How does the Internal Market Bill breach the EU Withdrawal Agreement?

And what might happen next?

September 10, 2020
The prime minister and Northern Ireland secretary in 2019. Photo: Han Yan/Xinhua News Agency/PA Images
The prime minister and Northern Ireland secretary in 2019. Photo: Han Yan/Xinhua News Agency/PA Images

On Wednesday the government asked parliament to vote for a bill that would enable ministers to break an international treaty. The Internal Market Bill, which aims to ensure that the UK’s own internal market is legally ready after the end of the Brexit transition period, says that ministers would have the power to override international law, and in particular the EU Withdrawal Agreement. What exactly does the government propose?

First of all, it should be noted that the government does not say that it is trying to denounce the entire withdrawal agreement. Nor does the bill try to give the government powers to breach all of it. There are no powers proposed, for instance, to breach the rules on the rights of EU citizens staying in the UK, or the financial settlement. Instead, the bill proposes to give ministers power to breach some—but not all—parts of the protocol agreed with respect to Northern Ireland.

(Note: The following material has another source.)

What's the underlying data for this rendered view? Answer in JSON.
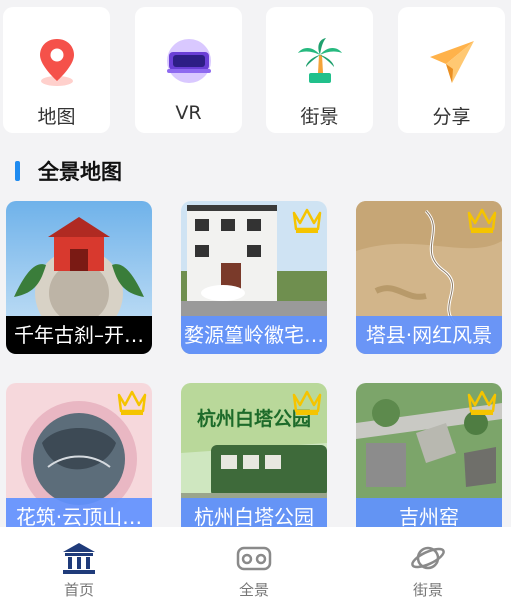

In particular, the bill gives ministers two such powers. The NI protocol states that the UK has to comply with any EU rules on exports which stem from the EU’s international obligations. The reasoning is that goods might pass from Ireland to Northern Ireland without being checked, providing an opportunity to evade any law governing those exports. If passed, the new bill would enable ministers to implement their own rules on export declarations and other procedures for products moving from NI to GB, in effect deciding that international law need not apply. Obligations in the withdrawal agreement might be overridden.

The state aid clause is more blatant, stating that the minister can disapply the state aid article in the NI Protocol, designed to ensure the free trade in goods between NI and the EU is not distorted by subsidies. The bill specifically states that ministers can block key parts of that article: the jurisdiction of the European Court of Justice to rule on state aid which “affects” trade between NI and the EU, and the power of the commission to make decisions on such state aid based on the protocol. Competing companies can also be blocked from going to UK courts to complain about UK state aid decisions.

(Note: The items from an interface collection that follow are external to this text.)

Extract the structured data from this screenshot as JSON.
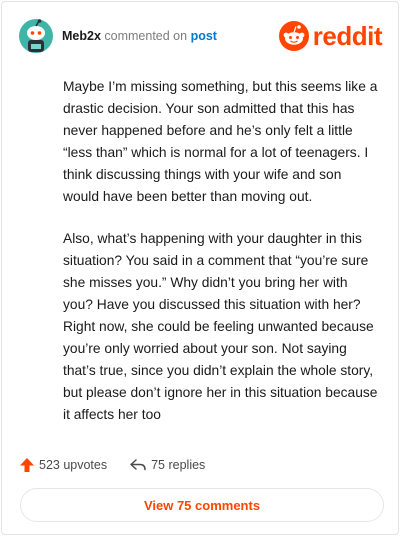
{
  "colors": {
    "accent": "#ff4500",
    "link": "#0079d3",
    "avatar_bg": "#3fb5a8"
  },
  "comment": {
    "username": "Meb2x",
    "commented_text": "commented on",
    "post_link": "post",
    "paragraphs": [
      "Maybe I’m missing something, but this seems like a drastic decision. Your son admitted that this has never happened before and he’s only felt a little “less than” which is normal for a lot of teenagers. I think discussing things with your wife and son would have been better than moving out.",
      "Also, what’s happening with your daughter in this situation? You said in a comment that “you’re sure she misses you.” Why didn’t you bring her with you? Have you discussed this situation with her? Right now, she could be feeling unwanted because you’re only worried about your son. Not saying that’s true, since you didn’t explain the whole story, but please don’t ignore her in this situation because it affects her too"
    ]
  },
  "logo": {
    "text": "reddit",
    "icon": "reddit-alien-icon"
  },
  "actions": {
    "upvotes": "523 upvotes",
    "replies": "75 replies",
    "upvote_icon": "upvote-arrow-icon",
    "reply_icon": "reply-arrow-icon"
  },
  "view_comments_label": "View 75 comments"
}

Further, the bill makes clear that these two clauses, along with any regulations to give effect to them, apply in UK domestic law notwithstanding international law, including the withdrawal agreement and the protocol.

The bill does not contain any provision on products moving from Great Britain to Northern Ireland or entering Northern Ireland from non-EU countries. Where goods might pass through without being checked, providing an opportunity to evade EU law governing imports, the protocol mostly provides for the Joint Committee made up of EU and UK politicians to negotiate further. Alarmingly, it has been reported that an upcoming finance bill will deal in a similar way with this issue.

Even though it may be argued that the Internal Market Bill, if adopted, does not immediately breach the NI protocol, because ministers are not explicitly obliged to use the powers to disapply it, it would still be a breach of the obligation in the withdrawal agreement to provide for UK law to give supremacy to the WA in the event of any conflict. Although the UK’s Withdrawal Agreement Act refers to the principle of parliamentary sovereignty, this principle is not in the withdrawal agreement itself, and international law is clear that the domestic law of a country signing up to a treaty is not a justification for a breach of that treaty.

In the national courts, if adopted as an Act of Parliament, the judges would likely accept that the principle of parliamentary sovereignty meant that the Internal Market Act, not the withdrawal agreement, was the law of the land. Any legal remedy by the EU would be at the international level, trying to use the dispute settlement process in the withdrawal agreement to pressure the UK. Alternatively or additionally, the EU might focus on political pressure—for instance, calling off trade talks with the UK, and not proceeding with decisions to recognise UK data protection and financial services law as equivalent to its own.

The proposed bill might be amended, or delayed for a year by the House of Lords. If it does go through, time will tell whether it is part of the process of a breakdown in relations between the UK and EU, or part of the endgame in fractious, but ultimately successful, trade talks.